One of my assignment of the last few years was to help an organisation with the delivery of a project that was having too many RED lights in its status report.
I jumped in as the new project manager with some milestones already missed and only a few weeks to recover the situation or at least to show strong improvements.
The project is a fairly short one – 6 months – and it is more or less risk free as no elements of the delivery are new to my organisation: it’s is about installing an upgrade of a product to a new set of hardware. I arrived in the middle of the customer acceptance of the test bed system – which was running late by 2-3 weeks. The project is business critical for the customer so this delay was a big issue.
The good thing about joining a project that is in trouble is that you can’t really be blamed for the problems. But as you join in a lot is expected from you and you have to strike a correct balance between ‘re-planning’ work and working on immediate fixes and this can be challenging. This is particularly true for small-medium size projects: one week, one day can make a lot of difference and so you will need to get into action very quickly. So the bad thing is that you are going to be under loads of pressure, really quickly.
Most of those issues were about lack of control on the project execution rather than a bad planning from the outset, particularly deficiencies in the day to day management of staff and lack of communication:
- the engineers doing the work were not aware of the project milestones, made it worse with engineers not communicating a lot back to the management,
- some engineers do not have the relevant experience: too junior or lack of expertise in the product being installed,
- the communications on some key product characteristics was not done upfront,
- scope: underestimate the work and importance of configurations migration from the legacy systems towards the new and no systematic approach taken to manage this migration In a sense the project was so ‘easy’ that everybody kept their eyes off the ball.
Critical Success Factors
With those issues in mind, I thought the critical success factor to binging this project back on its schedule and quality would be:
- On site engineers have the right skills and are ready to put in extra hours so that we shorten the duration of the project,
- We need to master the configuration of the systems,
- The communication within the team and towards the client needs to be direct, quick and open so that issues are rapidly shared and addressed.

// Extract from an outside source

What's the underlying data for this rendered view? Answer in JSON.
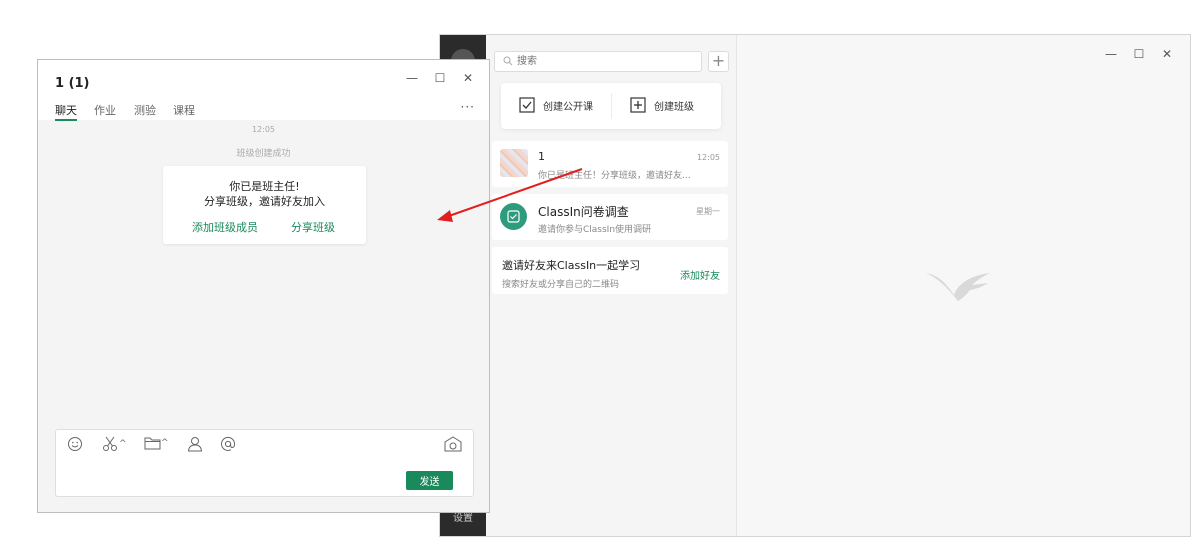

Based on this here are the actions I took in the first 2-3 weeks:
- Review resource assignment to ensure the 2 most senior engineers were committed until the end of the project,
- Rework the plan bottom-up: by working closely with the engineers on the new plan, as a result, we changed the initial approach to validating the new systems and run the acceptance in parallel instead of sequentially,
- Secure week-end working for on-site engineers,
- Get active participation from the support and maintenance manager so that we could 1. facilitate the transfer to support and 2. actively manage open issues,
- Coach the engineers on the importance of communication and configuration management,
- Unfortunately: do a lot of micro-management.
Those decisions paid-off. We actually delivered the project on time, arguably with one major product issue open that we agreed to fix a few weeks after the product has gone live.
Reflecting on this project I think it was not very hard to fix and most issues were around communications and those issues could be fixed relatively quickly.
This example goes to show that soft skills and communications are crucial to projects success and when you get them wrong then there is a good chance of failure, however simple the technical aspect of the project might be.